Focusing on quality products has its risks. Urban Girl ordered high quality warm hats; however, they were only able to sell two pieces over the winter. The problem, explained Timsina, is that various manufacturers in China make replicas of a foreign product using its image. Then they use that image for marketing, but the product quality and price vary across manufacturers. Customers, therefore, wondered why Urban Girl was selling a product for a higher amount than what they had seen in other places.
Failures such as this are a big part of the learning process. “If a plan fails, we don’t give up. We move on to other plans and strategies,” Timsina clarified. “Other companies, once they fail, seem to give up.” When Urban Girl started, other online stores opened as well. Overtime, those companies faded out or aren’t doing well. Acharya and Timsina attribute Urban Girl’s ongoing existence to their persistence and strategic thinking. Instead of focusing solely on profit, Urban Girl’s energy has been devoted to building a community on Facebook.

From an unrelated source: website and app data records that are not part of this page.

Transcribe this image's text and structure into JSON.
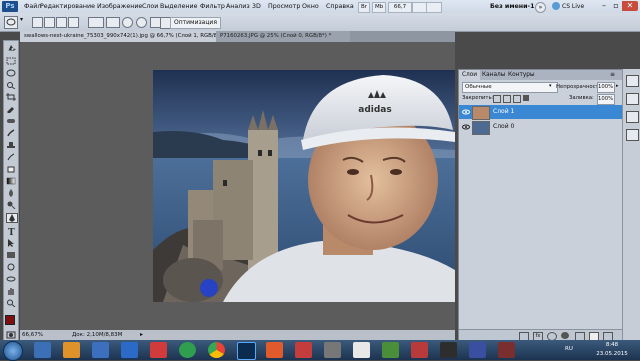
{
  "menu": {
    "logo": "Ps",
    "items": [
      "Файл",
      "Редактирование",
      "Изображение",
      "Слои",
      "Выделение",
      "Фильтр",
      "Анализ",
      "3D",
      "Просмотр",
      "Окно",
      "Справка"
    ],
    "mini_br": "Br",
    "mini_mb": "Mb",
    "zoom": "66,7",
    "workspace": "Без имени-1",
    "cs_live": "CS Live"
  },
  "options_bar": {
    "refine_label": "Оптимизация"
  },
  "tabs": [
    {
      "label": "swallows-nest-ukraine_75303_990x742(1).jpg @ 66,7% (Слой 1, RGB/8#) *",
      "active": true
    },
    {
      "label": "P7160263.JPG @ 25% (Слой 0, RGB/8*) *",
      "active": false
    }
  ],
  "status": {
    "zoom": "66,67%",
    "doc": "Док: 2,10M/8,83M"
  },
  "panel": {
    "tabs": [
      "Слои",
      "Каналы",
      "Контуры"
    ],
    "blend_mode": "Обычные",
    "opacity_label": "Непрозрачность:",
    "opacity_value": "100%",
    "lock_label": "Закрепить:",
    "fill_label": "Заливка:",
    "fill_value": "100%",
    "layers": [
      {
        "name": "Слой 1",
        "selected": true
      },
      {
        "name": "Слой 0",
        "selected": false
      }
    ]
  },
  "taskbar": {
    "lang": "RU",
    "time": "8:48",
    "date": "23.05.2015"
  },
  "colors": {
    "accent_selection": "#3a88d4",
    "foreground_swatch": "#7a1010",
    "background_swatch": "#ffffff"
  }
}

Some of the ways Urban Girl is building this community are through group contests that included a soccer match and being a platform on which customers’ fashion photos could be shared. While Facebook’s advantage is its ability to bring together a large number of people, it does have its down side. Orders are made through messages and comments, which can be hard to process for a company that gets orders worth Rs 20,000 a day. On a website, Urban Girl consumers could fill out an order form. A website, which the company is planning to launch soon, could also better organize products. Instead of having to look through albums on Facebook, customers could browse through categories and be recommended with similar items. However, Urban Girls worries that because the products become sold out very quickly, the website will have to be constantly updated to reflect availability.
Whether Urban Girl uses Facebook solely or also incorporates a website, as an online company it has to provide around-the-clock service. “We have to work from the moment we wake up until our customers go offline at night,” Timsina explained.
The high interactivity that Facebook delivers also means that Urban Girl staff has to be on guard all the time. Acharya and Timsina therefore advise entrepreneurs to use Facebook the way
Urban Girl has only if it can provide exceptional service, give their time, and have patience. Using the social media platform so heavily doesn’t mean just responding to messages and comments; one needs to be aware of what’s going on in the social media world. Urban Girl monitors businesses’ pages to see how other companies are doing so it can continually improve itself. Acharya and Timsina are planning to combine this analytic ability with their experience to provide social media consultations to other companies.
They have seen how much the right use of social media, along with a focus on exceptional customer service, can help entrepreneurs thrive. But Nikita Acharya and Kiran Timsina do not credit themselves. They are thankful to their customers, with whom they feel a personal attachment. ”Sometimes, I think wow, what a wonderful community of girls we’ve found,” Acharya divulged. “We’re moving forward because of these girls.”